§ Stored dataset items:
------------------------------

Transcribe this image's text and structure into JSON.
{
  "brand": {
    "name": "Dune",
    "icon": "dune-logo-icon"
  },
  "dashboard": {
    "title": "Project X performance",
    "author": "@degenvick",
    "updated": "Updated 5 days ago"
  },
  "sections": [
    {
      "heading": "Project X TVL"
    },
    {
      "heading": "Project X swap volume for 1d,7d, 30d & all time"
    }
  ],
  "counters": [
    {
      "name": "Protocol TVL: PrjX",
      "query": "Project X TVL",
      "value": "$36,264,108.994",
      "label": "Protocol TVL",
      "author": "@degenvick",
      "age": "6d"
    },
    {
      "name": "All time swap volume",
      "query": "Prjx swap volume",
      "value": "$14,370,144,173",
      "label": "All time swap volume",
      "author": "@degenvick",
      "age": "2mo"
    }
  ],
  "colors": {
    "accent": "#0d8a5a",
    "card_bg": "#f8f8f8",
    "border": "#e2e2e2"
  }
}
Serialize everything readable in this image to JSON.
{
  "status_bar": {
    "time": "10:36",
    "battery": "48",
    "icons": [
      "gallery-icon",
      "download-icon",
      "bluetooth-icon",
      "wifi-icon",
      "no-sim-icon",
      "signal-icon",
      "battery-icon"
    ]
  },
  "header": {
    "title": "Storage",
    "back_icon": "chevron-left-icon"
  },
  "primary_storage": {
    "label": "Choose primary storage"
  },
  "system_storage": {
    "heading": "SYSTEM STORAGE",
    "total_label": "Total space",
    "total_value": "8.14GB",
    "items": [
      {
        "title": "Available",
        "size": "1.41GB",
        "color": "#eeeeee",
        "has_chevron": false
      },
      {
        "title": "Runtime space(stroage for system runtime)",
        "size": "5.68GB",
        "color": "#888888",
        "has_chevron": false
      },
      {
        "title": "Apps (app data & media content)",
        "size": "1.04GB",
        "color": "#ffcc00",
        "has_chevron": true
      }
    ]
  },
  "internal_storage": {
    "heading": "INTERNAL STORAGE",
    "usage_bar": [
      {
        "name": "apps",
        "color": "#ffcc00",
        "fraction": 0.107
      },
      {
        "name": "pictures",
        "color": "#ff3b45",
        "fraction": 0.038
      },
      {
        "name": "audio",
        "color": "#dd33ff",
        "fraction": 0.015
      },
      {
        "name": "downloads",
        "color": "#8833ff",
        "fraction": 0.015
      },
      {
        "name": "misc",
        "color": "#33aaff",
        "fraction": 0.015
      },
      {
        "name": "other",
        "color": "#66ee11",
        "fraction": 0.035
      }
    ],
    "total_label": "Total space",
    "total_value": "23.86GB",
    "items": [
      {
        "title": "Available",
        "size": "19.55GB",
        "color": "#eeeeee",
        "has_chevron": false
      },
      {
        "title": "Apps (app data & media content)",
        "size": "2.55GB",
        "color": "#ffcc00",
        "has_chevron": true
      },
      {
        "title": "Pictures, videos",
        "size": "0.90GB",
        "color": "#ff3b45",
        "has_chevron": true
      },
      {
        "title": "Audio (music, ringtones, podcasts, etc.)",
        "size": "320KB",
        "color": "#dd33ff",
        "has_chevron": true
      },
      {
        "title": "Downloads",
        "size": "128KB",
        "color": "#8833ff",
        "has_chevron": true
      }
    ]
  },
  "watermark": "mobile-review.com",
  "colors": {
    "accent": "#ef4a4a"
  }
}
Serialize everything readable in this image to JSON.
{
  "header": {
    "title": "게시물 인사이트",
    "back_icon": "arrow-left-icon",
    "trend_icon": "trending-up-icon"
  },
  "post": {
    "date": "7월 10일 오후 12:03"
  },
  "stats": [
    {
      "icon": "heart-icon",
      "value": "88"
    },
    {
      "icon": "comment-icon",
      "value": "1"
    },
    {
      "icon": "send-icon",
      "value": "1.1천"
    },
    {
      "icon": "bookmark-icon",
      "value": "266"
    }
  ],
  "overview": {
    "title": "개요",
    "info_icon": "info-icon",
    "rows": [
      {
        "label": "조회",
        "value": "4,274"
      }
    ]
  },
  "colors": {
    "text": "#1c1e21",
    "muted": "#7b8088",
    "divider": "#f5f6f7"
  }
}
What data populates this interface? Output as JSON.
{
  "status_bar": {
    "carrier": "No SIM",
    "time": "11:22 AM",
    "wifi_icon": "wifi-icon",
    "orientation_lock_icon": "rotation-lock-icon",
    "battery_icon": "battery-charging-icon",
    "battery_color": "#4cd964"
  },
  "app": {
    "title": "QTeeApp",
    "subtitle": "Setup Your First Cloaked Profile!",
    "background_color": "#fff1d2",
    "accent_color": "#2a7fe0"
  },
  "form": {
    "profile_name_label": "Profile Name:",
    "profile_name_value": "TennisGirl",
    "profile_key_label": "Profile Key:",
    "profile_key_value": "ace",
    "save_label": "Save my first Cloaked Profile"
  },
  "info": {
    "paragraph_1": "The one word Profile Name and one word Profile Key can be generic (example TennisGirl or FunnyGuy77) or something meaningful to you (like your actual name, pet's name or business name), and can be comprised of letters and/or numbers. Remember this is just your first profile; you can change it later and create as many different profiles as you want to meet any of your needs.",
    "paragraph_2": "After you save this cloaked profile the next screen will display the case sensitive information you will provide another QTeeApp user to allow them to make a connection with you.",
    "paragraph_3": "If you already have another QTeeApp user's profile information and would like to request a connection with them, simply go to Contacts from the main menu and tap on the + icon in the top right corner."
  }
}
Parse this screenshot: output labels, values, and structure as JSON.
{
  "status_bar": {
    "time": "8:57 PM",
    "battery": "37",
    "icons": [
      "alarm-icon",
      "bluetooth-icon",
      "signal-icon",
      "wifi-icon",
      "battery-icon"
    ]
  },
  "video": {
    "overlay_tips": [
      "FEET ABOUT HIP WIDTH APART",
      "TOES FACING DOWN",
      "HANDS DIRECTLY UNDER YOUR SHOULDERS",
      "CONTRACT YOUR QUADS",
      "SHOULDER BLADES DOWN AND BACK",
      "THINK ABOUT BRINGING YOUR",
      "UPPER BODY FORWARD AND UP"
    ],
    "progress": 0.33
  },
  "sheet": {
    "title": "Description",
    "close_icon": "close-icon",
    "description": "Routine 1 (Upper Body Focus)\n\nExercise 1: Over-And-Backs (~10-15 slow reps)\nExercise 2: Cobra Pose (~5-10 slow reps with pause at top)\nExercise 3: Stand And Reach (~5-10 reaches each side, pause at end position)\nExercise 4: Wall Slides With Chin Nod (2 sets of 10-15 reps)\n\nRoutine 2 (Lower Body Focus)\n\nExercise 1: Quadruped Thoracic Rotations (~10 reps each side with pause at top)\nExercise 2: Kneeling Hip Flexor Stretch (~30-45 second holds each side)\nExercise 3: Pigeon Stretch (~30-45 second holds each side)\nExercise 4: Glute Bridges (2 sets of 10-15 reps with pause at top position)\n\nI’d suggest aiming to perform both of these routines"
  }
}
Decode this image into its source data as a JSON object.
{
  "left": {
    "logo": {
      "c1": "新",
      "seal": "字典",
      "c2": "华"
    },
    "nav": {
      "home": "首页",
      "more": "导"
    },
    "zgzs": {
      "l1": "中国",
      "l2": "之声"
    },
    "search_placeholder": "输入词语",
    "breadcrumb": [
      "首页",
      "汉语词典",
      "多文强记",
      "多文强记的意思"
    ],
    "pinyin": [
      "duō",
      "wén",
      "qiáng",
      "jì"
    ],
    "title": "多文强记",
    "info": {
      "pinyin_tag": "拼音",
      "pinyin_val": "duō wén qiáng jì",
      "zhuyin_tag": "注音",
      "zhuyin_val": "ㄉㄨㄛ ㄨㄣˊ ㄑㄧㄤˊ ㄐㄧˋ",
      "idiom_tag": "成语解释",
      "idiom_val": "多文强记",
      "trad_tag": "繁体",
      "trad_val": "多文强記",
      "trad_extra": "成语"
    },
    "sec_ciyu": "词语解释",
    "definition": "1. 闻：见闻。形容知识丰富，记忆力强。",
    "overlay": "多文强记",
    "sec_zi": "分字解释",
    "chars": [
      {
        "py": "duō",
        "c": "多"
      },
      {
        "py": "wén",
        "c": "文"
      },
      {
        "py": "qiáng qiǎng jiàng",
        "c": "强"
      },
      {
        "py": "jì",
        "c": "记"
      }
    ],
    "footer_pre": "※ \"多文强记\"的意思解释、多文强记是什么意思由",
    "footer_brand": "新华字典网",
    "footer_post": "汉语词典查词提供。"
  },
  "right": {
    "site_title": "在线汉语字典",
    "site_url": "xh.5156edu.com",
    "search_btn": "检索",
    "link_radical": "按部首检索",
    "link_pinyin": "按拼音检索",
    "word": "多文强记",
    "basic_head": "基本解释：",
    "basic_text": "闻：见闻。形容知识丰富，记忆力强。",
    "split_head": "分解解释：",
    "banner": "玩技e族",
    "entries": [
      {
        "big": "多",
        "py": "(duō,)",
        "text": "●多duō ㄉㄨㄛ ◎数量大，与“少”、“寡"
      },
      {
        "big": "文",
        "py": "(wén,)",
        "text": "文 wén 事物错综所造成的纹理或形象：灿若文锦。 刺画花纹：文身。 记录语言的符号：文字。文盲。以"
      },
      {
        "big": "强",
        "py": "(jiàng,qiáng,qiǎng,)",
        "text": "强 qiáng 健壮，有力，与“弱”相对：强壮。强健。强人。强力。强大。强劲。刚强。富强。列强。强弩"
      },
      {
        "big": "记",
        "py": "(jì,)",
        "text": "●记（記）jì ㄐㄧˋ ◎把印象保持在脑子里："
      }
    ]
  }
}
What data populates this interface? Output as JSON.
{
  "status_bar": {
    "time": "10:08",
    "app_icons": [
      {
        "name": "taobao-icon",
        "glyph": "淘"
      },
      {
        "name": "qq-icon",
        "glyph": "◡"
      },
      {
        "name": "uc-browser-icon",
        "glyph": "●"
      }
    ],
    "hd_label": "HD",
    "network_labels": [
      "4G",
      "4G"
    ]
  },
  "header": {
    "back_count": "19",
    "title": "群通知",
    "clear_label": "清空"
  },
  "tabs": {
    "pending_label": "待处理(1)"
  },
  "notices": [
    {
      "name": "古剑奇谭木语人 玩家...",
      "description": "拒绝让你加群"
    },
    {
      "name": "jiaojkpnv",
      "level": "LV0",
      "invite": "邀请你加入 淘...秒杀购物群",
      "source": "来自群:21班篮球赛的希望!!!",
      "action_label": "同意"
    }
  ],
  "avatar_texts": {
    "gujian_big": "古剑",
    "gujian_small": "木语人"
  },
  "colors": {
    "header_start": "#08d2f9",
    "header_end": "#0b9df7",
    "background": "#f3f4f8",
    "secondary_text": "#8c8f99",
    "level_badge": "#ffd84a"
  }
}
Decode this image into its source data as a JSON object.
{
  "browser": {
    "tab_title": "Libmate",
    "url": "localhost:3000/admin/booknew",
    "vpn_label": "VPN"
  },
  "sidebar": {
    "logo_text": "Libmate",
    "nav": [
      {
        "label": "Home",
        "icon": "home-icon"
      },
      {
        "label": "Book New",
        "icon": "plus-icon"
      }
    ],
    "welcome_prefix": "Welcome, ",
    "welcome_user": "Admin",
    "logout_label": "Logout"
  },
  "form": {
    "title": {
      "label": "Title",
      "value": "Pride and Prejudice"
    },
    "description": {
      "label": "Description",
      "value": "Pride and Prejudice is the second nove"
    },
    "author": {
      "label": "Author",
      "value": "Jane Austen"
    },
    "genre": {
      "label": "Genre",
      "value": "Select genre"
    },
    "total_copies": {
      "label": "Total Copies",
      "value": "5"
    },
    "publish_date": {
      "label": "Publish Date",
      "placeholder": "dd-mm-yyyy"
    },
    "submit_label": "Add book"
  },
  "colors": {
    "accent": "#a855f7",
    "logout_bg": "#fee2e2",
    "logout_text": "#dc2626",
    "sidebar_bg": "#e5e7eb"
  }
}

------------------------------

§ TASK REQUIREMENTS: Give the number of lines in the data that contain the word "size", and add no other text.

§ RESULT FOR THIS TASK: 8